2 tablespoons extra virgin olive oil
1/2 cup minced onion (I used a whole onion)
Salt to taste
1 pound summer squash (mixed varieties), diced
1 1/2 cups arborio or carnaroli rice
1 to 2 garlic cloves (to taste), green shoots removed, minced
Freshly ground pepper to taste
1/2 cup dry white wine, like pinot grigio or sauvignon blanc
2 teaspoons finely chopped lemon zest
1 to 2 tablespoon freshly squeezed lemon juice (to taste)
2 tablespoons finely chopped flat-leaf parsley
1/2 cup freshly grated Parmesan cheese
1. Put your stock or broth into a saucepan, and bring it to a simmer over low heat with a ladle nearby or in the pot.
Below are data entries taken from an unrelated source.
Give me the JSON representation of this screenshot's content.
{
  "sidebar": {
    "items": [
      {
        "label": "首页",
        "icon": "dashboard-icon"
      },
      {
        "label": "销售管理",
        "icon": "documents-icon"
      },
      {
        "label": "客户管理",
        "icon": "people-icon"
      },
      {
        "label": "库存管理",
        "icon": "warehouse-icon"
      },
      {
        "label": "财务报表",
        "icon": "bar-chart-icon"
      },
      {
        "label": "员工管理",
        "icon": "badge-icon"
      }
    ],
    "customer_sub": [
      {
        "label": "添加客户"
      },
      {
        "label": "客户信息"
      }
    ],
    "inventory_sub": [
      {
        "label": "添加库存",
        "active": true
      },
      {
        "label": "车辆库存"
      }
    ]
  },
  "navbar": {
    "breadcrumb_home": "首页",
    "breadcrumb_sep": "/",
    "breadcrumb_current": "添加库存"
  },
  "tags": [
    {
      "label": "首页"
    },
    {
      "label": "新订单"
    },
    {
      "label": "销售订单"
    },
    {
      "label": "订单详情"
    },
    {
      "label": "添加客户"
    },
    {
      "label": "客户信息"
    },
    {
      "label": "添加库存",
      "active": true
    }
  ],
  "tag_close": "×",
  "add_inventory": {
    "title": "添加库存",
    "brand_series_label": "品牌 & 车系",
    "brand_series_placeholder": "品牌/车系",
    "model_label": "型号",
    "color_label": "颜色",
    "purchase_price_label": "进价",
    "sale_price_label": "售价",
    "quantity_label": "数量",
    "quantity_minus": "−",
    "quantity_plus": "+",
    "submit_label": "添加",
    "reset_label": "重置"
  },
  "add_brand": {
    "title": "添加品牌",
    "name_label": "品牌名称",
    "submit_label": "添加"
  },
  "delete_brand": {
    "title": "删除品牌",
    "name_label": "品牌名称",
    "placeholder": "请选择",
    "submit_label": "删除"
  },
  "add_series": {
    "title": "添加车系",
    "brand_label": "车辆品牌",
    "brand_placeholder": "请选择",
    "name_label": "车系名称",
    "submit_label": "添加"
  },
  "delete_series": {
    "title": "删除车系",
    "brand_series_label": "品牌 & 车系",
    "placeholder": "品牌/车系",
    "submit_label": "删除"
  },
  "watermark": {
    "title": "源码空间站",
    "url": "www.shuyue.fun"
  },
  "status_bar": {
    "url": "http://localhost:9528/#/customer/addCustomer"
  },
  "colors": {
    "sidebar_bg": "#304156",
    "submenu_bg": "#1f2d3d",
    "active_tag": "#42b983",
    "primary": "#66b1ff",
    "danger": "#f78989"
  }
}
Make sure that the stock or broth is well seasoned.
2. Heat the olive oil over medium heat in a wide, heavy nonstick skillet. Add the onion. Cook, stirring, until tender, about five minutes. Add the squash and a generous pinch of salt. Turn the heat up to medium high, and cook, stirring often, until the squash is translucent but not too soft, about five minutes. Stir in the rice and the garlic, and stir until the grains separate and begin to crackle. Add the wine, and stir until it has been absorbed. Turn the heat back down to medium, and begin adding the simmering stock a couple of ladlefuls (about 1/2 cup) at a time. The stock should just cover the rice and should be bubbling, not too slowly but not too quickly. Cook, stirring often, until the rice is just about absorbed. Add another ladle full or two of the stock, and continue to cook in this fashion, stirring in more stock when the rice is almost dry. You do not have to stir constantly, but stir often.
When the rice is tender all the way through but still chewy, in about 25 minutes, it is done. Taste now and adjust seasoning, adding salt and pepper to taste. Add another ladle full of stock to the rice. Stir in the lemon zest, lemon juice, parsley and Parmesan. Remove from the heat. The mixture should be creamy (add more stock if it isn’t). Serve right away in wide soup bowls or on plates, spreading the risotto in a thin layer rather than a mound.
Yield: Serves six.